Without fail, every time I go to a funeral, someone gets up to tell those gathered how good the deceased was. He (or she) would do anything for anyone. He would give you the shirt off his back. The departed was good, kind, generous, faithful, unselfish, and giving. Makes me feel like a slug. I can’t imagine anyone saying any of those things about me.

And I hope you don’t. Instead, talk about the one on the cross. Talk about Jesus who was good, kind, merciful, faithful, unselfish, generous, holy and innocent.

All the praise is yours, Lord.

Posted in 2022 Lent Devotions

Carrying a cross

“Mirror of the Passion” Lent devotion for March 26, 2022. Photo by Geralt on pixabay.

As they led him away, they seized one Simon of Cyrene, who was coming in from the country, and laid on him the cross, to carry it behind Jesus. (Luke 23:26)

It sounds like Simon had just gotten back to town when he’s forced to carry Jesus’ cross to the place of crucifixion. In the wrong place at the wrong time, he’s dragged into the passion of our Lord.

I wonder if Simon knew who Jesus was? Did he know what happened in the Jerusalem over the past few days? Would he be proud or ashamed to tell this story in the future? Did anyone know Simon and see him carrying Jesus’ cross? Did he have to explain what he was doing?

I wonder how much the cross weighed? Was it just the cross piece, kind of like carrying a four by four post. That’s got some weight to it. Or was it a whole cross, a couple of pieces of wood to drag the half mile to Golgotha? Was it new, unused wood? Or was it stained with the blood of those who had been crucified on it in the past? Were there already holes where the nails had been driven though hands and feet? I’v got so many questions.

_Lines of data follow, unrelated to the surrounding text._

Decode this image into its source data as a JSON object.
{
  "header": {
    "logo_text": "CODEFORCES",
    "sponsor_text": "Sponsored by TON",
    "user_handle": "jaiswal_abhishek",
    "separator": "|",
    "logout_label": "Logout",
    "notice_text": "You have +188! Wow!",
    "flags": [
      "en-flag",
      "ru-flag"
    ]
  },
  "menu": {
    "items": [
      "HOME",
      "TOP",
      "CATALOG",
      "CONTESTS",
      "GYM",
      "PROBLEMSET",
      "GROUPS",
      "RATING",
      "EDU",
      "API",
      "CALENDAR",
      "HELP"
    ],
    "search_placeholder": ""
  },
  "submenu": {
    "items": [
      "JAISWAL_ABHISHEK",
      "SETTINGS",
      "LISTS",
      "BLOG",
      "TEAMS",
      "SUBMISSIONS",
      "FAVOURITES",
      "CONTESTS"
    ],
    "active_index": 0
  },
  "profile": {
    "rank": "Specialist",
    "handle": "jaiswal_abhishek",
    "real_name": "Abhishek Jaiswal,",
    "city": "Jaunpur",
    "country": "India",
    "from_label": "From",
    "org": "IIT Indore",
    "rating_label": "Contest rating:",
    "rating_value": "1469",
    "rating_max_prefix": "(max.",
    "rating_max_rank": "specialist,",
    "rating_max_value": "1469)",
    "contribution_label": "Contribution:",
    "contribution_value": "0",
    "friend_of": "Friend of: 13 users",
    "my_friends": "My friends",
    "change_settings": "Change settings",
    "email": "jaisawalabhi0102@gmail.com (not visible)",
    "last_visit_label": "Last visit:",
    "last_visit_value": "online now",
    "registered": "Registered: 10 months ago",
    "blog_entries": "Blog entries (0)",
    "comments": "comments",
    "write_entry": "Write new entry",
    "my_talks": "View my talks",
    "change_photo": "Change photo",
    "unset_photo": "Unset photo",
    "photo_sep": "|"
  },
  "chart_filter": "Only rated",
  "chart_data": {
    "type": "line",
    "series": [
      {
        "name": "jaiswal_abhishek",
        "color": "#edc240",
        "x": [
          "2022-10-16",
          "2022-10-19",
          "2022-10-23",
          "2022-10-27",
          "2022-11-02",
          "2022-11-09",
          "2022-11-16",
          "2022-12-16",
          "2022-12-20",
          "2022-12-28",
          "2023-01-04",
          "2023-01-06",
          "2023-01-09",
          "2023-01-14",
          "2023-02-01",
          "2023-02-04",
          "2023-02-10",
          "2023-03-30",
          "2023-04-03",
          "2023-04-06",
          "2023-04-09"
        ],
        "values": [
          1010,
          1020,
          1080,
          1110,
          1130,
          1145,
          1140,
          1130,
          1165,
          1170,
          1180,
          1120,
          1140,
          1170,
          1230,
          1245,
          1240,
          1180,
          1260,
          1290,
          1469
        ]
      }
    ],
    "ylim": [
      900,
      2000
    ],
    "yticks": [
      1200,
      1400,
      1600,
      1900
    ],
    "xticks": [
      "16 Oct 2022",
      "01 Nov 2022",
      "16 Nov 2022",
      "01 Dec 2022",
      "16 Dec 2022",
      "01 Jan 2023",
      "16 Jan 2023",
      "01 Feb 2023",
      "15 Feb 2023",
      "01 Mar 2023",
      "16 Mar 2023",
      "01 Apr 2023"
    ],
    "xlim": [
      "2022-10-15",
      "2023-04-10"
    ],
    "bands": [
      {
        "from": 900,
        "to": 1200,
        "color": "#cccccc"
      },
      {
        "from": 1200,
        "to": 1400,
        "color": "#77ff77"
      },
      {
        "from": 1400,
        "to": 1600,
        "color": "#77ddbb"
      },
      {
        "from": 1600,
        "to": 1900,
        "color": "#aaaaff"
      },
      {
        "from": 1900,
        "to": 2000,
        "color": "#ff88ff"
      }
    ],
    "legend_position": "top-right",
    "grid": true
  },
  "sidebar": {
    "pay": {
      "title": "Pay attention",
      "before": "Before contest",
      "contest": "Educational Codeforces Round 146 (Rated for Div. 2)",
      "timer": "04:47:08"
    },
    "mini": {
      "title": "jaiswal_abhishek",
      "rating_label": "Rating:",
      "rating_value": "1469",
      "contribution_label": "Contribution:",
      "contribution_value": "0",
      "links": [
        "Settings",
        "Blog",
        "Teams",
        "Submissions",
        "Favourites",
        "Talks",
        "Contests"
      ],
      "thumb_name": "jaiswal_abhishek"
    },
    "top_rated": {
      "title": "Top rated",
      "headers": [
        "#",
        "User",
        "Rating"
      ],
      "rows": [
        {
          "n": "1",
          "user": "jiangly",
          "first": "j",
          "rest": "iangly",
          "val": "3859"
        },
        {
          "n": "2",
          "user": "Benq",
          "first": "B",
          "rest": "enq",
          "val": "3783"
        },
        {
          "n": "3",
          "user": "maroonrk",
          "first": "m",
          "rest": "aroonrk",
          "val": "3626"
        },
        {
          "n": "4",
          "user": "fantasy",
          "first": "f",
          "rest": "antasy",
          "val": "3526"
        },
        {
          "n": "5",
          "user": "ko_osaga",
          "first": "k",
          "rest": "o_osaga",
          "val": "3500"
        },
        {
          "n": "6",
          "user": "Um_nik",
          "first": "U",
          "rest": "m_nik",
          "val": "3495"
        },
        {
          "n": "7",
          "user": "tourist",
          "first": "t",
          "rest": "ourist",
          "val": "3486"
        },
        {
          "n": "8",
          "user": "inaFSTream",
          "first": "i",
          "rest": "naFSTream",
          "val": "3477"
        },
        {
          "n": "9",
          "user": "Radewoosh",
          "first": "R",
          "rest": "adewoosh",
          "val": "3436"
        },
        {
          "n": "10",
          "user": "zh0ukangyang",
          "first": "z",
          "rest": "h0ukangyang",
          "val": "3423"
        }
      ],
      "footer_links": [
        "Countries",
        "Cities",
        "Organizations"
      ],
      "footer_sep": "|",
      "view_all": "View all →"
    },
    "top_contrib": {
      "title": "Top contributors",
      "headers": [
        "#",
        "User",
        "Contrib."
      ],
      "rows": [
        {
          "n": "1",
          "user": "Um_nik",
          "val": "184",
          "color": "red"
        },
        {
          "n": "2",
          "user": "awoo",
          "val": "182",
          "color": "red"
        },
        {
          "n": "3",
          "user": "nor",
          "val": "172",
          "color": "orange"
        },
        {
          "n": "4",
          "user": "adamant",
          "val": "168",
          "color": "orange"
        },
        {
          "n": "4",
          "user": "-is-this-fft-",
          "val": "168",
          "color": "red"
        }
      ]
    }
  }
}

On a few medical mission trips, members of our team got carried away when packing large suitcases filled with medication and hygiene items for the clinics. We often had to help each other drag multiple fifty pound duffles through airports, customs, and security checkpoints. Lifting that load into a car is one thing. Dragging it hundreds of yards is another!

When I read about Simon, I can help but think of Jesus’ words, “If anyone would come after me, let him deny himself and take up his cross daily and follow me” (Luke 9:23). Here he teaches that discipleship is not about what you’re going to get, but what you’re giving up. Ultimately, it means giving up your life to find it again in Christ. Treasure in heaven is hard to get hold of when your hands are full of the things of this life. Something has to give.

If Jesus came to visit, I’d pick him up at the airport. I would grab his suitcase from the baggage conveyor and pull it out to my car. If we went out to eat, I would pick up the tab.

Carrying his cross might not be so bad. When you think about it, Jesus carries my cross, with all my sin, guilt and shame. In exchange, I get to carry his, a source of grace and forgiveness. His cross is so much lighter!

Lord, I’m ready to let go and hold on. Amen.